The rear camera on the back of the iPad Pro (2022).
Joe Maring / Digital Trends

Apple is promising 10 hours of web surfing time on a single charge as the benchmark for iPad Pro battery life, which is the same as the 2022 generation. But there’s some peculiar changes to the battery. The 13-inch trim has seen its battery capacity go down from 40.88 watt-hours to 38.99 watt-hours, while the 11-inch variant has gone up from 28.65 watt-hours to 31.29 watt-hours.

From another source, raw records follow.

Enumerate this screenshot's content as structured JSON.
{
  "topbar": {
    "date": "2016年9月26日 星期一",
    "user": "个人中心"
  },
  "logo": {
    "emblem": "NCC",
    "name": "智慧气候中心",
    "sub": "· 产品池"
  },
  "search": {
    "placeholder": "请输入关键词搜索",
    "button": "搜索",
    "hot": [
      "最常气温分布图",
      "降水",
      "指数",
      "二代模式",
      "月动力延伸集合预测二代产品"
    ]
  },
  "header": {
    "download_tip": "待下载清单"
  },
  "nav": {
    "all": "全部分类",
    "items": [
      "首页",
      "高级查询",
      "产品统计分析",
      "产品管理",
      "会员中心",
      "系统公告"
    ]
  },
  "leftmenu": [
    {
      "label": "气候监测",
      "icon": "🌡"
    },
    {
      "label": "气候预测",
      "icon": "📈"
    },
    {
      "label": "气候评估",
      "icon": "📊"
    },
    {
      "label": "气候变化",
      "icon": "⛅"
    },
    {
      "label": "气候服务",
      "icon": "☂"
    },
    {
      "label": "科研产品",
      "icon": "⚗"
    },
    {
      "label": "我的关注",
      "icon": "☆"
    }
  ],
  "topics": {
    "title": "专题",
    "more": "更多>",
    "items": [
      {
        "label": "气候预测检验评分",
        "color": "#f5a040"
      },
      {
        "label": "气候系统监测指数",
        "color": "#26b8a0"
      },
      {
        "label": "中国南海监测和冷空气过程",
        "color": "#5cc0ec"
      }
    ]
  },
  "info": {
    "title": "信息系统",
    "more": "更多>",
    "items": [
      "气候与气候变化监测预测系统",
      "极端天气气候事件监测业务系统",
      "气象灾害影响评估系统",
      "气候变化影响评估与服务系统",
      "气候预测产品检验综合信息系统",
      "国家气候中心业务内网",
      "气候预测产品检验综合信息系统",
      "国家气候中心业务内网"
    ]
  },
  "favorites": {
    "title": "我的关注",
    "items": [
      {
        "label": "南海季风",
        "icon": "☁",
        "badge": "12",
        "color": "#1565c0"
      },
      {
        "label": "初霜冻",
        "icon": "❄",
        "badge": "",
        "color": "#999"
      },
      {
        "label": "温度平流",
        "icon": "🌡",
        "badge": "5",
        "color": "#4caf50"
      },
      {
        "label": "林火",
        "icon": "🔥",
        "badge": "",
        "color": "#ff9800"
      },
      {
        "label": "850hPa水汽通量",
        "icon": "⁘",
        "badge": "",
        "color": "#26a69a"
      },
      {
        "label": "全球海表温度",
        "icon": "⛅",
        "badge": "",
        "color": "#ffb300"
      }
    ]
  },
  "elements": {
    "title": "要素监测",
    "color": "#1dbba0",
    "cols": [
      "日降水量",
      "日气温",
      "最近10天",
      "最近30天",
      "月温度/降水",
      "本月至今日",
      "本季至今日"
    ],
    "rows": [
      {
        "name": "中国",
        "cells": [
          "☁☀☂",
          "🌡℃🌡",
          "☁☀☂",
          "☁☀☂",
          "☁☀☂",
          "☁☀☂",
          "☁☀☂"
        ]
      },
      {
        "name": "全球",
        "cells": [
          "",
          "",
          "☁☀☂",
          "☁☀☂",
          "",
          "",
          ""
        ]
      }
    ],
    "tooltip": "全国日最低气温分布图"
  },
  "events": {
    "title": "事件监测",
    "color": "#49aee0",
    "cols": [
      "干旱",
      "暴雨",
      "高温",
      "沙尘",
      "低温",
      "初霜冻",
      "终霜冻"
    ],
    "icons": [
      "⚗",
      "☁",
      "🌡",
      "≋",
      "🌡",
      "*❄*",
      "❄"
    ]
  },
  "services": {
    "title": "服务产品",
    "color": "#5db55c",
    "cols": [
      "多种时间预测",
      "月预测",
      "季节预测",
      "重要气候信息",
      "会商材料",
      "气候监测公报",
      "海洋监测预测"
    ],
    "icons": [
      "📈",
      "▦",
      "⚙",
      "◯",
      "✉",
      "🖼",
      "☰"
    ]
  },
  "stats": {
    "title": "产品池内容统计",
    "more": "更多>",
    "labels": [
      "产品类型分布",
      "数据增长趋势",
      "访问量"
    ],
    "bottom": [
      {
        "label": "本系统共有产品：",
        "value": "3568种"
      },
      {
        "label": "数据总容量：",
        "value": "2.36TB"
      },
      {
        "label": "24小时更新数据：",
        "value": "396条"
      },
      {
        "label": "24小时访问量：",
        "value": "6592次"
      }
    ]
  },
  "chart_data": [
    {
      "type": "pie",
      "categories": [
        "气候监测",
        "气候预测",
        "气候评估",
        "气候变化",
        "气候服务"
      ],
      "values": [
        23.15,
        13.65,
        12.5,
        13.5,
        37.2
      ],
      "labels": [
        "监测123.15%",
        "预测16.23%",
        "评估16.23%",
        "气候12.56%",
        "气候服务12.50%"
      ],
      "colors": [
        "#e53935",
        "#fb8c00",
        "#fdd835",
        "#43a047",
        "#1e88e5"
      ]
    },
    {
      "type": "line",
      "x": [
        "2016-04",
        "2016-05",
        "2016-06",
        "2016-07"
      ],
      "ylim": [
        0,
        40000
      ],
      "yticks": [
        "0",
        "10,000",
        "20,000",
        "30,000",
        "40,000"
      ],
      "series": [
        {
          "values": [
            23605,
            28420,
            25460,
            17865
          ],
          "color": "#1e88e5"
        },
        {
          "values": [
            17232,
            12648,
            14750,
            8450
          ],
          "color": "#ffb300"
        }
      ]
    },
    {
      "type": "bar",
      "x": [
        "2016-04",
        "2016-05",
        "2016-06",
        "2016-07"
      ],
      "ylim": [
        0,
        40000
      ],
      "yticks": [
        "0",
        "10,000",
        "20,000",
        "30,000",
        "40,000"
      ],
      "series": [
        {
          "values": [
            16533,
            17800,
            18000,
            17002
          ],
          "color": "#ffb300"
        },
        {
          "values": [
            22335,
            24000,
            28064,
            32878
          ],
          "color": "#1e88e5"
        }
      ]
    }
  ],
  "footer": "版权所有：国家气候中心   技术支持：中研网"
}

In the imaging department, the 2024 iPad Pro features a single 12-megapixel camera at the back, while the 2022 variants also come equipped with a 12MP ultrawide snapper. Camera capabilities remain identical across both generations, but the most notable difference is support for AV1 decoding on the 2024 models courtesy of the next-gen media engine on the M4 silicon.

On that front, Apple has changed the camera position, going from portrait first to horizontal oriental for the sensor placement. This is a convenient change, especially for folks who rely on the iPad Pro as a computing machine perched atop a keyboard accessory like the Magic Keyboard or any of its cheaper third-party alternatives.

Title screen for Resident Evil Village on iPad Pro.
Nadeem Sarwar / Digital Trends

Talking about keyboards, there’s some wallet-friendly news this time. The price remains unchanged, but the refreshed Magic Keyboard now offers an aluminum-clad chassis that looks and feels more premium. Hopefully, it also solves the peeling problem that has plagued Magic Keyboard accessories so far.

The new Magic Keyboard also gets a function key row (complete with a dedicated Escape button) and supports haptic feedback on the glass-topped trackpad.

iPad Pro (2024) vs. iPad Pro (2022): price and availability

A render of the front and back of the 2024 iPad Pro.

With all the upgrades that the new-generation flagship slates have to offer, Apple is charging a generation-over-generation premium of $200 for the 2024 iPad Pros. The 11-inch model starts at $999, while the 13-inch variant goes for $1,199 for the base storage configuration. Of course, the outrageous price premium for storage upgrades is here to stay.

And this time around, the stakes are higher, because unless you pay for the 1TB (or higher) storage variant, you will be limited to a low-power M4 variant with 9 CPU cores and 8GB of RAM. Preorders for the M4-class iPad Pro are now live on Apple’s online store, with shipments scheduled to kick off on May 15 in multiple markets, including the U.S.

iPad Pro (2024) vs. iPad Pro (2022): Is it worth upgrading?

iPad Pro with external display.

On the surface, the 2024 iPad Pro is the biggest overhaul Apple has given to any product in recent memory. If a sleek build and reduced weight don’t matter much to you, the two key aspects that should inspire your purchase are the OLED screen and the M4 processor.

An OLED panel is, of course, great for media consumption. For creative professionals, especially for video editors and sketching workflows, an OLED screen delivers a meaningful visual upgrade. But it’s the M4 silicon that really stands as the key differentiator, especially with an NPU that will lay the foundations of AI-driven tasks.

Apple says the updated Neural Engine already proves its mettle at on-device chores, as well as hardcore workflows like video editing in Final Cut Pro. But the true potential is yet to be revealed, and for that, we’ll have to wait until Apple’s Worldwide Developers Conference (WWDC) to find out what AI-centric enhancements Apple has been cooking up for iPadOS to truly lift the iPad’s credentials.

Editors’ Recommendations

Related Articles

Back to top button